**What the task requires**
Copy each line below as it stands, but skip any picture it contains.

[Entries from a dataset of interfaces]
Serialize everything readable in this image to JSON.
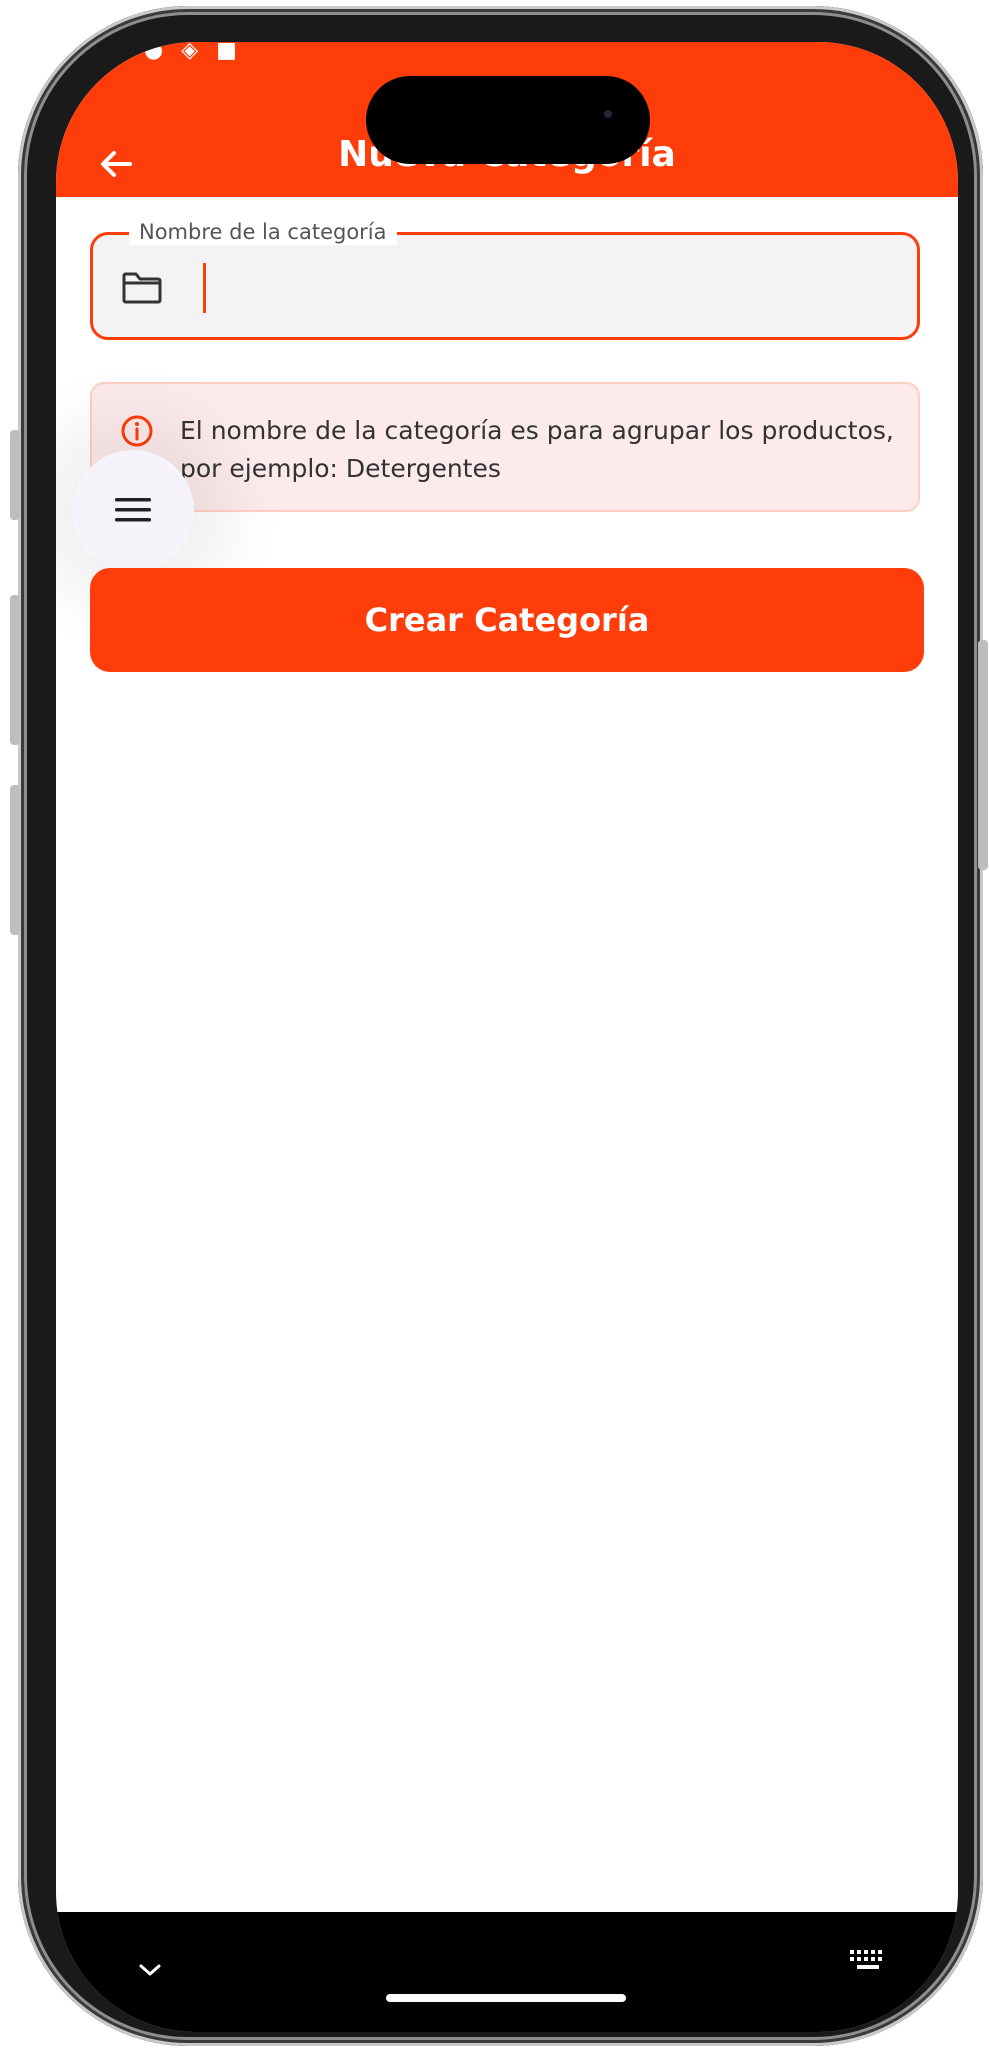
{
  "appbar": {
    "title": "Nueva Categoría"
  },
  "field": {
    "label": "Nombre de la categoría",
    "value": "",
    "placeholder": ""
  },
  "info": {
    "text": "El nombre de la categoría es para agrupar los productos, por ejemplo: Detergentes"
  },
  "actions": {
    "create_label": "Crear Categoría"
  },
  "colors": {
    "accent": "#ff3d0a",
    "info_bg": "#fdeaea",
    "fab_bg": "#f7f3fa"
  },
  "icons": {
    "back": "arrow-left-icon",
    "folder": "folder-icon",
    "info": "info-icon",
    "menu": "menu-icon",
    "nav_down": "chevron-down-icon",
    "keyboard": "keyboard-icon"
  }
}
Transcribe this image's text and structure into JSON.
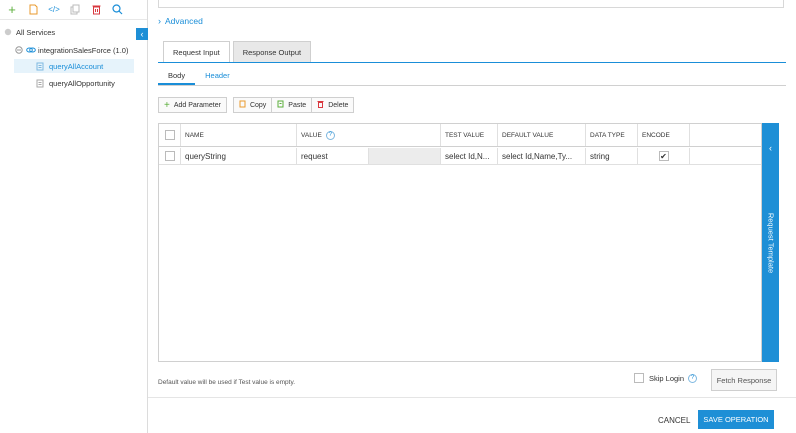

**Task output**
Serialize everything readable in this image to JSON.
{
  "appbar": {
    "title": "Nueva Categoría"
  },
  "field": {
    "label": "Nombre de la categoría",
    "value": "",
    "placeholder": ""
  },
  "info": {
    "text": "El nombre de la categoría es para agrupar los productos, por ejemplo: Detergentes"
  },
  "actions": {
    "create_label": "Crear Categoría"
  },
  "colors": {
    "accent": "#ff3d0a",
    "info_bg": "#fdeaea",
    "fab_bg": "#f7f3fa"
  },
  "icons": {
    "back": "arrow-left-icon",
    "folder": "folder-icon",
    "info": "info-icon",
    "menu": "menu-icon",
    "nav_down": "chevron-down-icon",
    "keyboard": "keyboard-icon"
  }
}
Transcribe this image's text and structure into JSON.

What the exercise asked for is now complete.